Senators introduce second resolution to kill DOL 'persuader' rule

Senator Lamar Alexander (R-TN)
Senator Lamar Alexander (R-TN)

Additional lawmakers are taking steps to quash a controversial Department of Labor rule that requires employers to report any relations they have with anti-union “persuaders.”

Sens. Jeff Flake (R-AZ) and Lamar Alexander (R-TN) introduced a resolution on Friday that would permanently stop the rule from being implemented, saying it's “overtly biased” and hurts small businesses with “costly and onerous mandates.” Providers have already sided with a similar measure introduced in the House.

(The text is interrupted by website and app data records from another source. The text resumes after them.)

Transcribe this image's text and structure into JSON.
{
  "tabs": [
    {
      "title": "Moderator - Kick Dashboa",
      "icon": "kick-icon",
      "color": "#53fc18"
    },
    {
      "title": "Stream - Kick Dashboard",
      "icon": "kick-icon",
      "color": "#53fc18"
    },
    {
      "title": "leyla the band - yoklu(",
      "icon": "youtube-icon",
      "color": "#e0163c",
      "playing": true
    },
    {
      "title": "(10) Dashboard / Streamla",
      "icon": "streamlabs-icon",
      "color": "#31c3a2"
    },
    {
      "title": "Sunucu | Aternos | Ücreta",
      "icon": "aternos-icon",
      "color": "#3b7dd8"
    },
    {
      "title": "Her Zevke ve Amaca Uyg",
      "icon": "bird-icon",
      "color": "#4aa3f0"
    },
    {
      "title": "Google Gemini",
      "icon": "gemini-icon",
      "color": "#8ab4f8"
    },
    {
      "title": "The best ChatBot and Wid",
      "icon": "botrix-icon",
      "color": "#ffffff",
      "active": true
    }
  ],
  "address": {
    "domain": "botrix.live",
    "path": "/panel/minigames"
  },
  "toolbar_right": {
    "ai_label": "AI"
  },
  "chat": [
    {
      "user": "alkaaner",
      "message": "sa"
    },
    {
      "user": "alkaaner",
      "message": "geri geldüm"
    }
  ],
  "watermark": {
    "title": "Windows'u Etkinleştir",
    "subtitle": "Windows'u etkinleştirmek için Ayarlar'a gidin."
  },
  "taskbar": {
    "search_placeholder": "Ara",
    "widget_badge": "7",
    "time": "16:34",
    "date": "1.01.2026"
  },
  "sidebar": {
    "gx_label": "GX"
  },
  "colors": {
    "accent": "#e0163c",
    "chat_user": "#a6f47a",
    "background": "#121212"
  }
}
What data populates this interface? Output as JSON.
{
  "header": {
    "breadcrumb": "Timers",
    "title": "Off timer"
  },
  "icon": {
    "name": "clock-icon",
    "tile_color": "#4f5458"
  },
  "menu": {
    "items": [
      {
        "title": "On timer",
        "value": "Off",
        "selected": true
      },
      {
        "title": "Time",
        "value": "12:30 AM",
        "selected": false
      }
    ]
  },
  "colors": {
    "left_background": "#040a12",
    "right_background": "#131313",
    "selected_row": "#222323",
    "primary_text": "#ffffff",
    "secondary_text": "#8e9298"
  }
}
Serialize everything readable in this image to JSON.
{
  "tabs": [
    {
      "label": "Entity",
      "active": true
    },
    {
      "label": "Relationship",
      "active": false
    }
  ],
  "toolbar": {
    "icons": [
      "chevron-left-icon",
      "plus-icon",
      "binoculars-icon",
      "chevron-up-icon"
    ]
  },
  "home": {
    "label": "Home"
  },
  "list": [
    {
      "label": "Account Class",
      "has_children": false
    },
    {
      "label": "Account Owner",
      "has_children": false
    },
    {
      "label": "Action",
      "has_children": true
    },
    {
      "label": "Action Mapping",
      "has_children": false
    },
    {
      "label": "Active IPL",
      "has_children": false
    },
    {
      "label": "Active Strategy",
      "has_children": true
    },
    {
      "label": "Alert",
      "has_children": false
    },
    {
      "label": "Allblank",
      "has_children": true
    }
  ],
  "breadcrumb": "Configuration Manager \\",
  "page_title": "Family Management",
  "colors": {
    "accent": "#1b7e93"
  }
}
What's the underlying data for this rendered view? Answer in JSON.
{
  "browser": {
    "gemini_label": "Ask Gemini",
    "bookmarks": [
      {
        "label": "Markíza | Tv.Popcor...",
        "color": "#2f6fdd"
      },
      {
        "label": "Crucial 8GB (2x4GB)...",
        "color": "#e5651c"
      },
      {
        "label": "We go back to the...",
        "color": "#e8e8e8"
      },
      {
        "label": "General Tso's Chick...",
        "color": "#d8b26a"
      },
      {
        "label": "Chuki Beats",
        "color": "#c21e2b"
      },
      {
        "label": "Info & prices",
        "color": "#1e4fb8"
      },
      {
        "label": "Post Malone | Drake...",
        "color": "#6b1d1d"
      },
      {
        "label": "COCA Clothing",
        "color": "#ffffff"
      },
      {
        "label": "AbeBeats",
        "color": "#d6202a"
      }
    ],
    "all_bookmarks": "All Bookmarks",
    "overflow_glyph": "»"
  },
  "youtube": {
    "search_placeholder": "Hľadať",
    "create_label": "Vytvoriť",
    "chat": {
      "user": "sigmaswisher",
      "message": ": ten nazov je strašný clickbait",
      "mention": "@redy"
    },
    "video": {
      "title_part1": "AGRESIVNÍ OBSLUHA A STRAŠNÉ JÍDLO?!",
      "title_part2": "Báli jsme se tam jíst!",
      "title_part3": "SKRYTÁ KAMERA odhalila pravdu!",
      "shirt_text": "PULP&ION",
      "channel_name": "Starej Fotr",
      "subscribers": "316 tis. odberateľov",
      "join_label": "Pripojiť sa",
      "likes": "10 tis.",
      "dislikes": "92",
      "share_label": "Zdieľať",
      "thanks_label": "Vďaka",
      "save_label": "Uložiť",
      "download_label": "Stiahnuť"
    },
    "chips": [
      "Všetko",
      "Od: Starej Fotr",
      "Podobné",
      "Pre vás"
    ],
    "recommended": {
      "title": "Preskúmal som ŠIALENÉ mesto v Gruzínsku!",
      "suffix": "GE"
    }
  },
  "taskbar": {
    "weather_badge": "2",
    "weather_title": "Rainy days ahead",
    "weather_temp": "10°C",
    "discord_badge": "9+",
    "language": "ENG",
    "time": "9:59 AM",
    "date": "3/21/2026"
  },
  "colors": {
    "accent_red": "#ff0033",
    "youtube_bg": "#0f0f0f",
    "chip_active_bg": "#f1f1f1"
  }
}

The DOL rule, finalized in late March, requires employers to disclose their relationships with labor consultants hired to dissuade employees from unionizing. This would include developing plans for supervisors to persuade workers, creating anti-union materials and leading seminars against forming unions or collective bargaining.

“The administration fast-tracked the union election process so that employers are now walking a tightrope of legal obligations and prohibitions at hyperspeed — and now the administration wants to discourage employers from getting any legal advice while they try to do this,” Alexander said in a statement. “The real loser will be the worker, who will be ambushed by a union election right as his or her employer is hamstrung by this rule — and the union will steamroll right over both of them.”

The rule also infringes on the right to free speech, Flake and Alexander argue, and places a huge financial burden on small businesses. The measure is estimated to cost between $7.5 billion and $10.6 billion in compliance costs in its first year alone, and $60 billion over a 10-year period.

A similar resolution was introduced by House Rep. Bradley Byrne (R-AL) in April and quickly garnered support from the Coalition for a Democratic workplace, a group of more than 600 employers that counts the American Health Care Association, Argentum, LeadingAge Colorado and the American Hospital Association as members.

Byrne's resolution was approved by a House committee in late May and will go to the full House for consideration. Flake and Alexander's resolution was assigned to the Senate Health, Education, Labor and Pensions committee.